  62. 62. Guidelines for story points ● Issue that is understood and can be done and deployed in under an hour ≤ 3 ● Issue requiring a bit of understanding but can be done in a few hours = 5 ● Issue requiring research and thought before implementation = 8 ● Issue requiring potentially multiple days and efforts to accomplish = 13 ○ Max hours for a 13 point ticket = 16 hours
  63. 63. How much is too much? Using “Velocity” to predict a team’s capacity for work. At the end of each iteration (sprint), the team adds up effort estimates associated with user stories that were completed during that iteration. This total is called velocity. Past velocity is a great indicator for how many story points to include in a sprint.

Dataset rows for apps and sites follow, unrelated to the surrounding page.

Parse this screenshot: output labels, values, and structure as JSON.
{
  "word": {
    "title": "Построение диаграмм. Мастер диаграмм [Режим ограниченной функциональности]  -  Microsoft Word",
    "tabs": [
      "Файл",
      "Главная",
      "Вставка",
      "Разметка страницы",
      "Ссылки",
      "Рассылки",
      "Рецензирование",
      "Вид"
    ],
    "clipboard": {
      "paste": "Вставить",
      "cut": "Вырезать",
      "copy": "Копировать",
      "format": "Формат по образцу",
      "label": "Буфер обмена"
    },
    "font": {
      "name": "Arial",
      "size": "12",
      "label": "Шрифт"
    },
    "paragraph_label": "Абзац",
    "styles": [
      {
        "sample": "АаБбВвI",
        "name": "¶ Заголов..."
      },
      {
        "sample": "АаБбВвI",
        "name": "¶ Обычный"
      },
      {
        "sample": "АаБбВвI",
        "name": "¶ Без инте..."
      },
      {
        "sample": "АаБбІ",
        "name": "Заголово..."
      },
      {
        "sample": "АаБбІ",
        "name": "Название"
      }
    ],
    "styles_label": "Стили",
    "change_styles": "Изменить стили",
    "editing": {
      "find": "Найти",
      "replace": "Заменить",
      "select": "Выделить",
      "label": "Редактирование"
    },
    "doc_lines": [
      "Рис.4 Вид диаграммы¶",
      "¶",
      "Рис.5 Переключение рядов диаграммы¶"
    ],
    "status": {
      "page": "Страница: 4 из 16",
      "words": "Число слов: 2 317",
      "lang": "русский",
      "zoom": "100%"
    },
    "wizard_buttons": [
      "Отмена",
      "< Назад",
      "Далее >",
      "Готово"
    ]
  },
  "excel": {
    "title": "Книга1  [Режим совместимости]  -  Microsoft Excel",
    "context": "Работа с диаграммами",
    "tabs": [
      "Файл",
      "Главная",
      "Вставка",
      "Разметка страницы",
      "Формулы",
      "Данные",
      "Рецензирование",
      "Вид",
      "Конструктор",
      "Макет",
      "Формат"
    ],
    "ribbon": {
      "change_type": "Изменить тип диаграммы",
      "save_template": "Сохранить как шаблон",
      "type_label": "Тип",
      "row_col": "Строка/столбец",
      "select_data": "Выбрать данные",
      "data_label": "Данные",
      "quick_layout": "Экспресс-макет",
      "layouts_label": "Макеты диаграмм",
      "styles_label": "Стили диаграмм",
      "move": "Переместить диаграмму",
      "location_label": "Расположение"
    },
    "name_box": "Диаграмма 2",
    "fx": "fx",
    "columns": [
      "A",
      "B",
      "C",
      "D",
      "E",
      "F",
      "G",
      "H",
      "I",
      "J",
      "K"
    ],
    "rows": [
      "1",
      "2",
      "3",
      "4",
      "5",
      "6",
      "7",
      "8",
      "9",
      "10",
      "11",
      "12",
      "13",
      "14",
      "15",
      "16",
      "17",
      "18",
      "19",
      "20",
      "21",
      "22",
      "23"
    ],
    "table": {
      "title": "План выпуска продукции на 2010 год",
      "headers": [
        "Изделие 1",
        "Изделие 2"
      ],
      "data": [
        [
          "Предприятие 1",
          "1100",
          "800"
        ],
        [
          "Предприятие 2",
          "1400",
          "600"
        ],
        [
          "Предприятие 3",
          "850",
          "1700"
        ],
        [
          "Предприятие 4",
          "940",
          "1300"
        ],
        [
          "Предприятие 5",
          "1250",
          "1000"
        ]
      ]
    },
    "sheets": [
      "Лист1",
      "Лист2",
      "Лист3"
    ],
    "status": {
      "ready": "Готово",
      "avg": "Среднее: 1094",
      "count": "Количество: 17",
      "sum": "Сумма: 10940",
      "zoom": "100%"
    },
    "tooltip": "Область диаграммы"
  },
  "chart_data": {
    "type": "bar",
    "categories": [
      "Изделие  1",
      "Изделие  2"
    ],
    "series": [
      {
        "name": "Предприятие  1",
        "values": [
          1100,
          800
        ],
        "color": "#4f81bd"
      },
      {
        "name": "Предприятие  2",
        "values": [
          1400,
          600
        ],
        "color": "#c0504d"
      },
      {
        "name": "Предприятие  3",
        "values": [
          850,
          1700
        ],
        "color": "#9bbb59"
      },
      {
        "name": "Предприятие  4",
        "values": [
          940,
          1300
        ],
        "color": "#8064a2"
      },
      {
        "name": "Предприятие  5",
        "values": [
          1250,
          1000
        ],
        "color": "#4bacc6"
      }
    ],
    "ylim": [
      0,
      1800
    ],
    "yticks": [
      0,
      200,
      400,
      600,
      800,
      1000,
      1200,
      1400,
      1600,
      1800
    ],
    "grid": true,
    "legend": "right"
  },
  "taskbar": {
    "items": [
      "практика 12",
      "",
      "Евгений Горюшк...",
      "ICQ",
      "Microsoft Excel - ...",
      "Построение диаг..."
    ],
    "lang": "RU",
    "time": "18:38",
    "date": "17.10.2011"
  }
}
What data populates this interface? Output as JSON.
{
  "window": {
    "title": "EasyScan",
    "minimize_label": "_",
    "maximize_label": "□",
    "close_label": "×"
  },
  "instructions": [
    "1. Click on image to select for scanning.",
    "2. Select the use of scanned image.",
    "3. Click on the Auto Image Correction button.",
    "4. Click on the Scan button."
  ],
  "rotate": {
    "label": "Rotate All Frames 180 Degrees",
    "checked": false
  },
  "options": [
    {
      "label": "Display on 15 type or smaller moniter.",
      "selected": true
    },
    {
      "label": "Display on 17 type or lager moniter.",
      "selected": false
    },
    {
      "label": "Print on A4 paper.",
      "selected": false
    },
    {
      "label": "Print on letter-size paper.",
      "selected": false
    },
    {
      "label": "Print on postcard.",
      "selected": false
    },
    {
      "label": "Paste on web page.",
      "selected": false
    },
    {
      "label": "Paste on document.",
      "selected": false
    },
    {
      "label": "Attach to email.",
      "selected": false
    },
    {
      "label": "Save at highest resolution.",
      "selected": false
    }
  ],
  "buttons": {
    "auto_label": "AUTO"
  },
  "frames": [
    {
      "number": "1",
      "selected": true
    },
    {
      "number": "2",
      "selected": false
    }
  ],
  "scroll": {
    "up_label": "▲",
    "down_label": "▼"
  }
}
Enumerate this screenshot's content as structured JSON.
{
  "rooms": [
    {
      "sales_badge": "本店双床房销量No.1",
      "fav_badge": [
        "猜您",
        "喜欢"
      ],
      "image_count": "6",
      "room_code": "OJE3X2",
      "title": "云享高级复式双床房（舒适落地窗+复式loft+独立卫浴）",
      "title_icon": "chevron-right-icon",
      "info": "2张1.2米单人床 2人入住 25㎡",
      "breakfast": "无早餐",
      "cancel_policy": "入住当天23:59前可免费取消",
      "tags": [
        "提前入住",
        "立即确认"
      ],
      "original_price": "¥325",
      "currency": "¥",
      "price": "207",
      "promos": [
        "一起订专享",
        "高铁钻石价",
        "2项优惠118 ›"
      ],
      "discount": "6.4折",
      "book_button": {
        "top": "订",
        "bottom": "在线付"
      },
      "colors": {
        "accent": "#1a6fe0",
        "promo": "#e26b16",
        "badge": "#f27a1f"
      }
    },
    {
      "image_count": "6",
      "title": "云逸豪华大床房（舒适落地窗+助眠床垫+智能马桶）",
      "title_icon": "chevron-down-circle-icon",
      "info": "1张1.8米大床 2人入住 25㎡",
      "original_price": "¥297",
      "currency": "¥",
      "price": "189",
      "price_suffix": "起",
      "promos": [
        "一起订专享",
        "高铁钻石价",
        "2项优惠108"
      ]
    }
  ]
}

  64. 64. Planned vs. actual velocity Planned velocity is the total number of story points that the team has committed to for the sprint. Actual velocity is the total number of story points the team completes during the sprint.
  65. 65. Expect the unexpected It’s the product owner’s role to prevent the the team from over-committing. Other factors that influence velocity: ● Holidays ● Time off for members of team ● Internet/heat outages
  66. 66. Time-boxing sprints is absolutely critical The fixed start and end dates are a commitment between team members that you will take on and complete X amount of work, and in the allotted period of time. If we allow sprints to run past the timebox it ruins the ability to accurately predict the future amount of work a team can accomplish (velocity).
  67. 67. What happens when you don’t timebox?
  68. 68. The perils of not time-boxing ● The 200 point sprint was only possible because we did not adhere to the timebox rules ● We began enforcing timeboxed sprints and at first it was ugly. A sprint with only half the points completed ● With timeboxing, preparation is much more thorough before starting work, thus what we “commit to complete,” we expect to deliver
  69. 69. Format for Sprints at Bond How to use Jira for planning and starting sprints. ● Sprint Goal ● Sprint Name ○ Year/Month/Date started ○ This makes it easy to look at prior sprints
  70. 70. What have we learned today? ● What is agile development ○ The agile manifesto ● What is Scrum ○ Roles and activities ● Daily stand-up ● Sprint planning ○ How to plan and start a sprint ○ What is “Ready” for work ○ Acceptance criteria ○ Story points ○ Planning poker ○ Velocity
  71. 71. Questions?
  72. 72. Further resources ● Daily stand-ups ● Sprint planning ● Sprint reviews ● Sprint retrospective ● Jira agile guidelines